Try it ->
Take the data below and repeat it exactly.

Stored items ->
※

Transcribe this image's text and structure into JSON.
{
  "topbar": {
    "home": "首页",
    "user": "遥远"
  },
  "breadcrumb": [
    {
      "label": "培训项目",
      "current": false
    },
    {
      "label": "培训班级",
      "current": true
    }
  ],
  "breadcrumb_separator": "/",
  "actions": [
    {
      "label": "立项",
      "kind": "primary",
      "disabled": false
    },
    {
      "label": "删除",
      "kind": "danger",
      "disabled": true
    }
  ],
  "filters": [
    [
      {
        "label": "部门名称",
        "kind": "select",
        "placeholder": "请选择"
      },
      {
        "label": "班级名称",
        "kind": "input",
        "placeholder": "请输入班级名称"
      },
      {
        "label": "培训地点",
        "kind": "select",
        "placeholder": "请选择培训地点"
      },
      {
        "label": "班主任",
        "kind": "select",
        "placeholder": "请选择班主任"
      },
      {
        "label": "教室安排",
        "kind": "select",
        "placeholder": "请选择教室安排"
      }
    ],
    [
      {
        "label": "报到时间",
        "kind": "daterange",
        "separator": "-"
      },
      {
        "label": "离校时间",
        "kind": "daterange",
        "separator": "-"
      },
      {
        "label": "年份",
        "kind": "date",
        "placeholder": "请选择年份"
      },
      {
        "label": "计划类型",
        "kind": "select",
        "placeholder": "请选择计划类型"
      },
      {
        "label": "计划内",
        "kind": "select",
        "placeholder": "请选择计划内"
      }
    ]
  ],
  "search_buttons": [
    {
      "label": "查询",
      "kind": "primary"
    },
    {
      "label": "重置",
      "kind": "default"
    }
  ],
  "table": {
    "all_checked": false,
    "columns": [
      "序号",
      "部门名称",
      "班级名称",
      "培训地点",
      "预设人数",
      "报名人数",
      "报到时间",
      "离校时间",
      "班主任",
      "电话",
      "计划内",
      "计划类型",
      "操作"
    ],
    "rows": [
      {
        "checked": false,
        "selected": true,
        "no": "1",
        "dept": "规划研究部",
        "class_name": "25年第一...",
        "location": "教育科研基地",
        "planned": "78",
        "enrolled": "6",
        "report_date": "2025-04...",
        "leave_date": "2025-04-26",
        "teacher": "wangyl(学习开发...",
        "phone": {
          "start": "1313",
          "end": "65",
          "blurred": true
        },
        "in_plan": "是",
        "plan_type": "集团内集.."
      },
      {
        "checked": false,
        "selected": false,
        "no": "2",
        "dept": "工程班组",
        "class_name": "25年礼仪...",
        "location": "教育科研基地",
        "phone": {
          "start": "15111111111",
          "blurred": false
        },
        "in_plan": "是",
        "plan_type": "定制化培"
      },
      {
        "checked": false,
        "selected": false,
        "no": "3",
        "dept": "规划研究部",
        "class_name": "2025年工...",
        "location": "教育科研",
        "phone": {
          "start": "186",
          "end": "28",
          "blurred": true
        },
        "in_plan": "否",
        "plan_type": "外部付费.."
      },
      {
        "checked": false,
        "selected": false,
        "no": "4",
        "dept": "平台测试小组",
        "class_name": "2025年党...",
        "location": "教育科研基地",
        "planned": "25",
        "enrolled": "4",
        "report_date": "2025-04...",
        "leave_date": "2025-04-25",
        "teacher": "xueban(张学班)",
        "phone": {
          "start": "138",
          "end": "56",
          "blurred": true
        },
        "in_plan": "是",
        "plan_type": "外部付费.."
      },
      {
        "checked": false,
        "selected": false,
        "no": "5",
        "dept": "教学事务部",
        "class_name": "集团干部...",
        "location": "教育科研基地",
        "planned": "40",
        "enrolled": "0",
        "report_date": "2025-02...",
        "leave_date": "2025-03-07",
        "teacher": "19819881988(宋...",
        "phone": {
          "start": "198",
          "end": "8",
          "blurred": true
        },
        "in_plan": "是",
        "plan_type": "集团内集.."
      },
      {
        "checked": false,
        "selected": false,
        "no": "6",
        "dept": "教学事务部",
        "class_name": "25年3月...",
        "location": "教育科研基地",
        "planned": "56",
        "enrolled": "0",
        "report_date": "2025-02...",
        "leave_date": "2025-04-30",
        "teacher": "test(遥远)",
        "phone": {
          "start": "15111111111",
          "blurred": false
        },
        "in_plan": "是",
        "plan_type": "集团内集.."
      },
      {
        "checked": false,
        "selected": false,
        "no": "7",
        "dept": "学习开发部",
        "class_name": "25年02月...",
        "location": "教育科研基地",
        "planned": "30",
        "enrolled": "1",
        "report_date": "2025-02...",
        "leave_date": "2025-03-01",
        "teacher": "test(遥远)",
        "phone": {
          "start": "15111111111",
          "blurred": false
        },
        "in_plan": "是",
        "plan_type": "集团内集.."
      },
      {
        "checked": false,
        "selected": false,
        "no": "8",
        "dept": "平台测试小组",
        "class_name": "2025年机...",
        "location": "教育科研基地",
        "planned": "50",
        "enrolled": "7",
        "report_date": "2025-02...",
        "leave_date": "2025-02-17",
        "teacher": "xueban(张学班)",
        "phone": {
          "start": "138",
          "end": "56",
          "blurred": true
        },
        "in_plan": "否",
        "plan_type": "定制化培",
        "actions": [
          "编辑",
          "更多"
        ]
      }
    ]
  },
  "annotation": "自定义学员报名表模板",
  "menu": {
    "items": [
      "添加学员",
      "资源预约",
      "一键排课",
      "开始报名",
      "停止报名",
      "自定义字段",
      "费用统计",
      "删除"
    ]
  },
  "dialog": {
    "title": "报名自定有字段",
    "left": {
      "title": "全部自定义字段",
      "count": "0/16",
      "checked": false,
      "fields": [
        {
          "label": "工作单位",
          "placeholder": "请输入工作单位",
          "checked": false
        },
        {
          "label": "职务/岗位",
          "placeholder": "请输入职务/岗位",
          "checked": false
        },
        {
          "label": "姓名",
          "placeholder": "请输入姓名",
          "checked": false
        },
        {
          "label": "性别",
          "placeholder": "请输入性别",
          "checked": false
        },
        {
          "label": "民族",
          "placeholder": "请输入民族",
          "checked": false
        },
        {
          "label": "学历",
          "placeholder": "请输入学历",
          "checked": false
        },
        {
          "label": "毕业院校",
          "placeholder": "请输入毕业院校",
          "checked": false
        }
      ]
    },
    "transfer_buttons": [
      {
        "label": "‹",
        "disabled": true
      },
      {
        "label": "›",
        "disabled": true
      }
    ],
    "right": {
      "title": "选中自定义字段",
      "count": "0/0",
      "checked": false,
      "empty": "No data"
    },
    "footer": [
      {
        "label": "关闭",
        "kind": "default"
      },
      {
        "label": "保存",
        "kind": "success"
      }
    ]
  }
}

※

Response for this exercise ->
Transcribe this image's text and structure into JSON.
{
  "topbar": {
    "home": "首页",
    "user": "遥远"
  },
  "breadcrumb": [
    {
      "label": "培训项目",
      "current": false
    },
    {
      "label": "培训班级",
      "current": true
    }
  ],
  "breadcrumb_separator": "/",
  "actions": [
    {
      "label": "立项",
      "kind": "primary",
      "disabled": false
    },
    {
      "label": "删除",
      "kind": "danger",
      "disabled": true
    }
  ],
  "filters": [
    [
      {
        "label": "部门名称",
        "kind": "select",
        "placeholder": "请选择"
      },
      {
        "label": "班级名称",
        "kind": "input",
        "placeholder": "请输入班级名称"
      },
      {
        "label": "培训地点",
        "kind": "select",
        "placeholder": "请选择培训地点"
      },
      {
        "label": "班主任",
        "kind": "select",
        "placeholder": "请选择班主任"
      },
      {
        "label": "教室安排",
        "kind": "select",
        "placeholder": "请选择教室安排"
      }
    ],
    [
      {
        "label": "报到时间",
        "kind": "daterange",
        "separator": "-"
      },
      {
        "label": "离校时间",
        "kind": "daterange",
        "separator": "-"
      },
      {
        "label": "年份",
        "kind": "date",
        "placeholder": "请选择年份"
      },
      {
        "label": "计划类型",
        "kind": "select",
        "placeholder": "请选择计划类型"
      },
      {
        "label": "计划内",
        "kind": "select",
        "placeholder": "请选择计划内"
      }
    ]
  ],
  "search_buttons": [
    {
      "label": "查询",
      "kind": "primary"
    },
    {
      "label": "重置",
      "kind": "default"
    }
  ],
  "table": {
    "all_checked": false,
    "columns": [
      "序号",
      "部门名称",
      "班级名称",
      "培训地点",
      "预设人数",
      "报名人数",
      "报到时间",
      "离校时间",
      "班主任",
      "电话",
      "计划内",
      "计划类型",
      "操作"
    ],
    "rows": [
      {
        "checked": false,
        "selected": true,
        "no": "1",
        "dept": "规划研究部",
        "class_name": "25年第一...",
        "location": "教育科研基地",
        "planned": "78",
        "enrolled": "6",
        "report_date": "2025-04...",
        "leave_date": "2025-04-26",
        "teacher": "wangyl(学习开发...",
        "phone": {
          "start": "1313",
          "end": "65",
          "blurred": true
        },
        "in_plan": "是",
        "plan_type": "集团内集.."
      },
      {
        "checked": false,
        "selected": false,
        "no": "2",
        "dept": "工程班组",
        "class_name": "25年礼仪...",
        "location": "教育科研基地",
        "phone": {
          "start": "15111111111",
          "blurred": false
        },
        "in_plan": "是",
        "plan_type": "定制化培"
      },
      {
        "checked": false,
        "selected": false,
        "no": "3",
        "dept": "规划研究部",
        "class_name": "2025年工...",
        "location": "教育科研",
        "phone": {
          "start": "186",
          "end": "28",
          "blurred": true
        },
        "in_plan": "否",
        "plan_type": "外部付费.."
      },
      {
        "checked": false,
        "selected": false,
        "no": "4",
        "dept": "平台测试小组",
        "class_name": "2025年党...",
        "location": "教育科研基地",
        "planned": "25",
        "enrolled": "4",
        "report_date": "2025-04...",
        "leave_date": "2025-04-25",
        "teacher": "xueban(张学班)",
        "phone": {
          "start": "138",
          "end": "56",
          "blurred": true
        },
        "in_plan": "是",
        "plan_type": "外部付费.."
      },
      {
        "checked": false,
        "selected": false,
        "no": "5",
        "dept": "教学事务部",
        "class_name": "集团干部...",
        "location": "教育科研基地",
        "planned": "40",
        "enrolled": "0",
        "report_date": "2025-02...",
        "leave_date": "2025-03-07",
        "teacher": "19819881988(宋...",
        "phone": {
          "start": "198",
          "end": "8",
          "blurred": true
        },
        "in_plan": "是",
        "plan_type": "集团内集.."
      },
      {
        "checked": false,
        "selected": false,
        "no": "6",
        "dept": "教学事务部",
        "class_name": "25年3月...",
        "location": "教育科研基地",
        "planned": "56",
        "enrolled": "0",
        "report_date": "2025-02...",
        "leave_date": "2025-04-30",
        "teacher": "test(遥远)",
        "phone": {
          "start": "15111111111",
          "blurred": false
        },
        "in_plan": "是",
        "plan_type": "集团内集.."
      },
      {
        "checked": false,
        "selected": false,
        "no": "7",
        "dept": "学习开发部",
        "class_name": "25年02月...",
        "location": "教育科研基地",
        "planned": "30",
        "enrolled": "1",
        "report_date": "2025-02...",
        "leave_date": "2025-03-01",
        "teacher": "test(遥远)",
        "phone": {
          "start": "15111111111",
          "blurred": false
        },
        "in_plan": "是",
        "plan_type": "集团内集.."
      },
      {
        "checked": false,
        "selected": false,
        "no": "8",
        "dept": "平台测试小组",
        "class_name": "2025年机...",
        "location": "教育科研基地",
        "planned": "50",
        "enrolled": "7",
        "report_date": "2025-02...",
        "leave_date": "2025-02-17",
        "teacher": "xueban(张学班)",
        "phone": {
          "start": "138",
          "end": "56",
          "blurred": true
        },
        "in_plan": "否",
        "plan_type": "定制化培",
        "actions": [
          "编辑",
          "更多"
        ]
      }
    ]
  },
  "annotation": "自定义学员报名表模板",
  "menu": {
    "items": [
      "添加学员",
      "资源预约",
      "一键排课",
      "开始报名",
      "停止报名",
      "自定义字段",
      "费用统计",
      "删除"
    ]
  },
  "dialog": {
    "title": "报名自定有字段",
    "left": {
      "title": "全部自定义字段",
      "count": "0/16",
      "checked": false,
      "fields": [
        {
          "label": "工作单位",
          "placeholder": "请输入工作单位",
          "checked": false
        },
        {
          "label": "职务/岗位",
          "placeholder": "请输入职务/岗位",
          "checked": false
        },
        {
          "label": "姓名",
          "placeholder": "请输入姓名",
          "checked": false
        },
        {
          "label": "性别",
          "placeholder": "请输入性别",
          "checked": false
        },
        {
          "label": "民族",
          "placeholder": "请输入民族",
          "checked": false
        },
        {
          "label": "学历",
          "placeholder": "请输入学历",
          "checked": false
        },
        {
          "label": "毕业院校",
          "placeholder": "请输入毕业院校",
          "checked": false
        }
      ]
    },
    "transfer_buttons": [
      {
        "label": "‹",
        "disabled": true
      },
      {
        "label": "›",
        "disabled": true
      }
    ],
    "right": {
      "title": "选中自定义字段",
      "count": "0/0",
      "checked": false,
      "empty": "No data"
    },
    "footer": [
      {
        "label": "关闭",
        "kind": "default"
      },
      {
        "label": "保存",
        "kind": "success"
      }
    ]
  }
}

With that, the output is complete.